164 Route 29. HERBESTHAL. .From Pepinster
last in Belgium, a modern place, picturesquely situated in the valley
of the Vesdre, occupies the site of the lower part of the ancient
city of Limburg. On the height above it stands the conspicuous
castle of Limburg, the ancestral seat of the ancient ducal family of
Limburg, from which the counts of Luxembourg and the German
emperors Henry VII., Charles IV., Wenceslaus, and Sigismund
were descended. The castle belonged to the ancient capital of the

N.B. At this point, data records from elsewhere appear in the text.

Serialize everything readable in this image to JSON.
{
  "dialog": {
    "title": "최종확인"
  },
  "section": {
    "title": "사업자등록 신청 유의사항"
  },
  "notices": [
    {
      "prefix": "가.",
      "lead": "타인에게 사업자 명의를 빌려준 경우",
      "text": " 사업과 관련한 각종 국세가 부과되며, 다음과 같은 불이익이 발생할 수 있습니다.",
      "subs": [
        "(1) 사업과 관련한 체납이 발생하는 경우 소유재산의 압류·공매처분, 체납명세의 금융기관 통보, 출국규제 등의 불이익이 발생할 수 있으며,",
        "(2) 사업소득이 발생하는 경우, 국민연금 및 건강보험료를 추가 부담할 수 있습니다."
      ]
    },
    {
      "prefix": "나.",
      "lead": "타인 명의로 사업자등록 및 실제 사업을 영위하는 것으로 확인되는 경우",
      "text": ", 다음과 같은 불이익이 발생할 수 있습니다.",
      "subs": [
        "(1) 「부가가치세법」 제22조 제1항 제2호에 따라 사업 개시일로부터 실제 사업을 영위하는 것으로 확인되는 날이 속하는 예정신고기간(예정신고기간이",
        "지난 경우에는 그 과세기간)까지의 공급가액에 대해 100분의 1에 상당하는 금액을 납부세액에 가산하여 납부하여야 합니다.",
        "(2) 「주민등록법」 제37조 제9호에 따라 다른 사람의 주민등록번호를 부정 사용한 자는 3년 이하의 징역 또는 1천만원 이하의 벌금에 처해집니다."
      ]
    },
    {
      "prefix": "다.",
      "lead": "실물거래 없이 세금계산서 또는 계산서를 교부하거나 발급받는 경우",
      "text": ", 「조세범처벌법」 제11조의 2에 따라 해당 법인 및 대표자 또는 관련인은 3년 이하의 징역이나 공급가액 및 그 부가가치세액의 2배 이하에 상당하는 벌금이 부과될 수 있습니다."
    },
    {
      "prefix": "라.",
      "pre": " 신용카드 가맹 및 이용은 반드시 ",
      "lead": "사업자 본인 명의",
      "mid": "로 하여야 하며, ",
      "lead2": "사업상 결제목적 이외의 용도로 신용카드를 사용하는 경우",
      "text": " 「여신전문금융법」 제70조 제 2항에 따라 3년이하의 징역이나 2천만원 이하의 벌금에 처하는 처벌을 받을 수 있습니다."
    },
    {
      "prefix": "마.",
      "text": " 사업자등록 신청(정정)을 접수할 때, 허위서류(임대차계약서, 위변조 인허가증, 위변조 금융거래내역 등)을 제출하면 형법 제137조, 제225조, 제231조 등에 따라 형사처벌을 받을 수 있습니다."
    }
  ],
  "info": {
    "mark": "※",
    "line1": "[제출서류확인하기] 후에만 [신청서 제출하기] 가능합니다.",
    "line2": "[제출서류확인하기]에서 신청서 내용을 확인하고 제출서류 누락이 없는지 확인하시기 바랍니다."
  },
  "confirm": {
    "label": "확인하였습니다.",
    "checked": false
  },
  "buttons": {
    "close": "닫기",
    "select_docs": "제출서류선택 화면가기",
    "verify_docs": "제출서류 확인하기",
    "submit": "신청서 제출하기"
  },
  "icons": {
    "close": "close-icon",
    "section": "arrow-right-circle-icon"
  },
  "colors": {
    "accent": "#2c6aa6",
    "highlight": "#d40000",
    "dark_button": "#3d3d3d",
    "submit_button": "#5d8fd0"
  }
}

fertile Duchy of Limburg, of which but few traces now remain.
The city possessed a cathedral and five other churches, and occupied
the entire breadth of the valley of Dolhain. In 1288 it was sacked

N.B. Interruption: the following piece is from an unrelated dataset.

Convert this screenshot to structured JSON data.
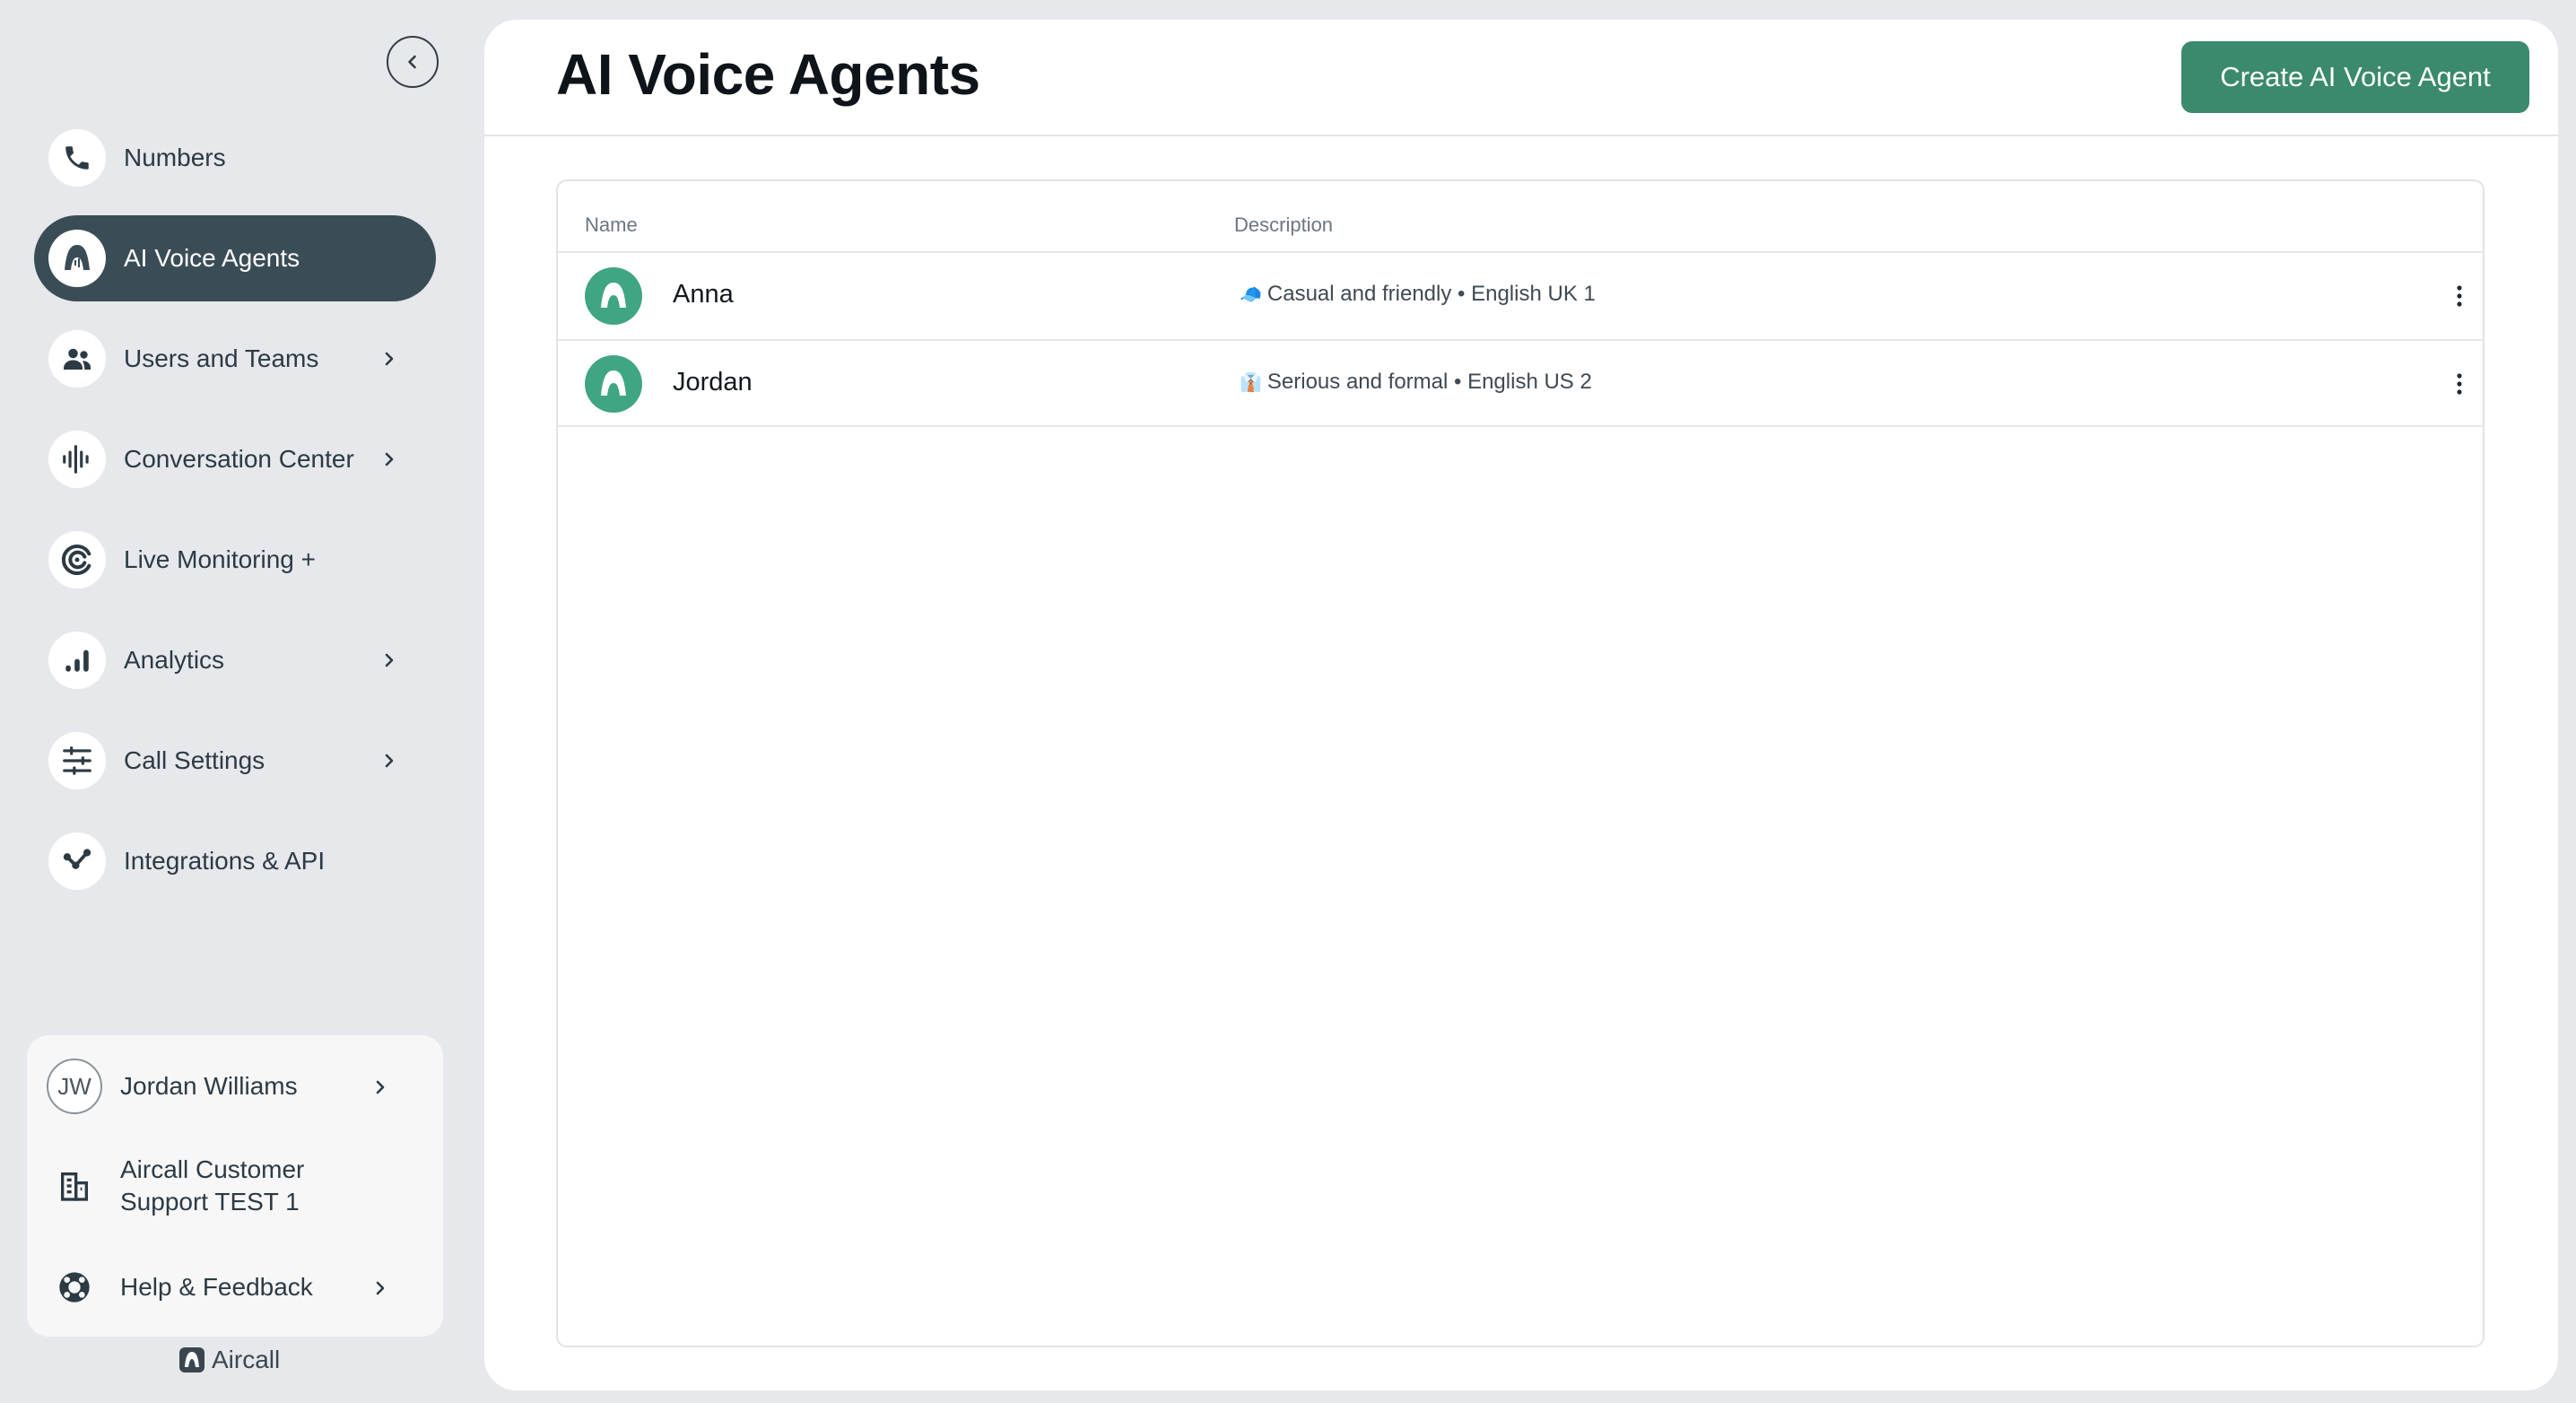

by Duke John I. of Brabant after the Battle of Worringen, it was
afterwards taken and pillaged at different times by the Dutch, the
Spaniards, and the French, and was at length entirely destroyed by

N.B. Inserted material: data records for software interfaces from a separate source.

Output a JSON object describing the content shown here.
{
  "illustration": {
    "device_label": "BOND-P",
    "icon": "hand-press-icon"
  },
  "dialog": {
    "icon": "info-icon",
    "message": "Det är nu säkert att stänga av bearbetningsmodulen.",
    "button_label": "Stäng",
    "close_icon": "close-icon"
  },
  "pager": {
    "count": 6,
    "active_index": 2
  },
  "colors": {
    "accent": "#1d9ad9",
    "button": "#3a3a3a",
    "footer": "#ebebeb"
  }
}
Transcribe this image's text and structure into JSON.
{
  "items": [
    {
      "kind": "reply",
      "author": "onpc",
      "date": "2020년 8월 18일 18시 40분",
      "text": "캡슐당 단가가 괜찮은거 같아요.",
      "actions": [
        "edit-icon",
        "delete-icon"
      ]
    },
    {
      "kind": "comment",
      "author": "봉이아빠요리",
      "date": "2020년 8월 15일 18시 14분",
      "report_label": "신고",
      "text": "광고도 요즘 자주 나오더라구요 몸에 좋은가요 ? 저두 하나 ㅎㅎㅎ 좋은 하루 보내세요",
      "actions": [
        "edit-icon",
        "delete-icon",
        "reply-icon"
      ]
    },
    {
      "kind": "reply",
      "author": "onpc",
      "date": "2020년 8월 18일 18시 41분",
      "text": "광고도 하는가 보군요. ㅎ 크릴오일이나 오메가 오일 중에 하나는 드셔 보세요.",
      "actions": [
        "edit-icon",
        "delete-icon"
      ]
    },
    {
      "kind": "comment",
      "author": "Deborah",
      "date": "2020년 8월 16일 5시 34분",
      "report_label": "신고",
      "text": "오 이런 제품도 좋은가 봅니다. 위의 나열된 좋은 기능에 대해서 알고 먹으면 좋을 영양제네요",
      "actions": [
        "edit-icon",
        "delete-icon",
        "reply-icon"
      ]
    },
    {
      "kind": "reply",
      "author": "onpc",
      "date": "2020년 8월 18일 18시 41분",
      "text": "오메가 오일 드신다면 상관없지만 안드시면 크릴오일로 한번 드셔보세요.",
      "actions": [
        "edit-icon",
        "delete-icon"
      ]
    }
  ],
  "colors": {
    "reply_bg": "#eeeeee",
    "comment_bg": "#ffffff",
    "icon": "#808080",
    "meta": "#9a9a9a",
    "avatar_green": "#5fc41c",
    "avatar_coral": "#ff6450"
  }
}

Louis XIV. in 1675. A number of well built houses have sprung
up within the walls of the ancient fortifications, from which peeps
forth the old Gothic Church of St. George. On a rocky eminence
stands a small modern chateau.
Herbesthal, the first Prussian station, is the junction for Eupen
(train in 1/a. hr.). The custom-house formalities cause a detention
of about 10 min. here. Beyond stat. Astenet, the train crosses the
G'ohl Valley by a viaduct of seventeen double arches, 125 ft. in
height. Beyond stat. Ronheide it descends an incline to —
Aix-la-Chapelle (see Baedeker's Rhine). Railways hence to
Mastricht, see p. 126; to Cologne, Diisseldorf, etc. , see Baedeker's
29. From Pepinster to Spa and Luxembourg.
Railway from Pepinster (p. 163) to Spa (7>|23I.) in ij2 hr. (fares 1 fr.
80, 1 fr. 35, 90 c). Seats on the top of the carriages pleasant in fine
weather. During the season an express train runs from Brussels to Spa
daily, passengers by which do not change carriages.
The valley of the Ho'egne, which the railway ascends, is enclos¬
ed by picturesque and wooded hills, and enlivened by a succession
of country-houses, gardens, and manufactories. Near stat. Theux,
a small town with several cloth-factories and iron-works, rises a
hill laid out in pleasure-grounds, to the 1., in which stands the
extensive ruined castle of Franchimont, destroyed as early as 1145
by a Bishop of Liege. The last proprietor is said to have been a
robber-knight, who possessed vast treasures buried in the vaults
beneath his castle, where they remain concealed to this day. The
tradition is gracefully recorded by Sir Walter Scott in his lines on
the Towers of Franchimont, —
'Which, like an eagle's nest in air,
Hang o'er the stream and hamlet fair.
Deep in their vaults, the peasants say,
A mighty treasure buried lay,
Amass'd through rapine and through wrong
By the last lord of Franchimont'.
Theux and La Reid are the next stations.